In the records below, tally the lines that contain the word "Tray" and give only that number.

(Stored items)
#####

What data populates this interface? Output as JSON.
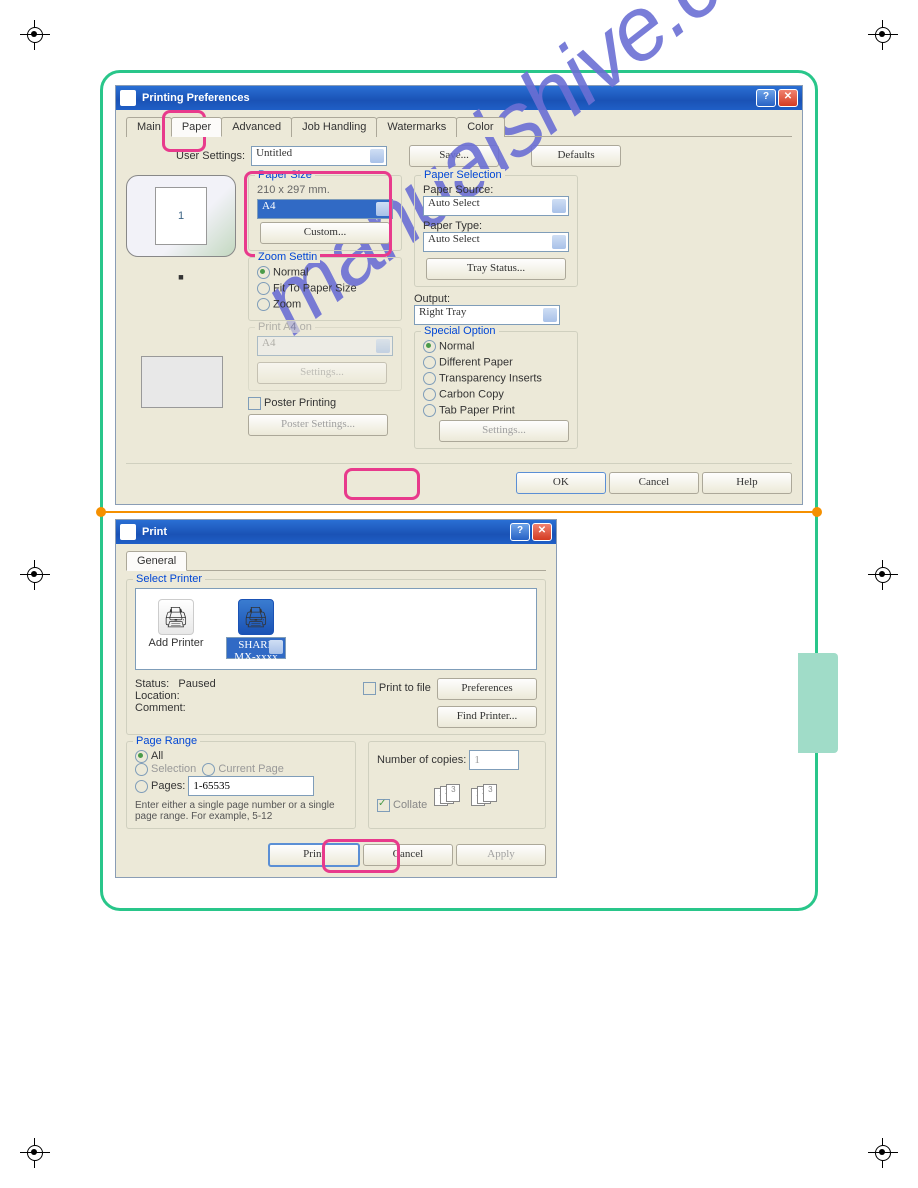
{
  "watermark": "manualshive.com",
  "dialog1": {
    "title": "Printing Preferences",
    "tabs": [
      "Main",
      "Paper",
      "Advanced",
      "Job Handling",
      "Watermarks",
      "Color"
    ],
    "active_tab": "Paper",
    "user_settings_label": "User Settings:",
    "user_settings_value": "Untitled",
    "save_btn": "Save...",
    "defaults_btn": "Defaults",
    "preview_num": "1",
    "paper_size": {
      "legend": "Paper Size",
      "dims": "210 x 297 mm.",
      "value": "A4",
      "custom_btn": "Custom..."
    },
    "zoom": {
      "legend": "Zoom Settin",
      "normal": "Normal",
      "fit": "Fit To Paper Size",
      "zoom": "Zoom"
    },
    "print_on": {
      "legend": "Print A4 on",
      "value": "A4",
      "settings_btn": "Settings..."
    },
    "poster_chk": "Poster Printing",
    "poster_btn": "Poster Settings...",
    "paper_selection": {
      "legend": "Paper Selection",
      "source_label": "Paper Source:",
      "source_value": "Auto Select",
      "type_label": "Paper Type:",
      "type_value": "Auto Select",
      "tray_btn": "Tray Status..."
    },
    "output_label": "Output:",
    "output_value": "Right Tray",
    "special": {
      "legend": "Special Option",
      "normal": "Normal",
      "different": "Different Paper",
      "transparency": "Transparency Inserts",
      "carbon": "Carbon Copy",
      "tabpaper": "Tab Paper Print",
      "settings_btn": "Settings..."
    },
    "ok_btn": "OK",
    "cancel_btn": "Cancel",
    "help_btn": "Help"
  },
  "dialog2": {
    "title": "Print",
    "tab": "General",
    "select_printer_legend": "Select Printer",
    "add_printer": "Add Printer",
    "printer_name": "SHARP\nMX-xxxx",
    "status_label": "Status:",
    "status_value": "Paused",
    "location_label": "Location:",
    "comment_label": "Comment:",
    "print_to_file": "Print to file",
    "preferences_btn": "Preferences",
    "find_printer_btn": "Find Printer...",
    "page_range": {
      "legend": "Page Range",
      "all": "All",
      "selection": "Selection",
      "current": "Current Page",
      "pages": "Pages:",
      "pages_value": "1-65535",
      "hint": "Enter either a single page number or a single page range.  For example, 5-12"
    },
    "copies_label": "Number of copies:",
    "copies_value": "1",
    "collate_label": "Collate",
    "print_btn": "Print",
    "cancel_btn": "Cancel",
    "apply_btn": "Apply"
  }
}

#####

** ANSWER **
2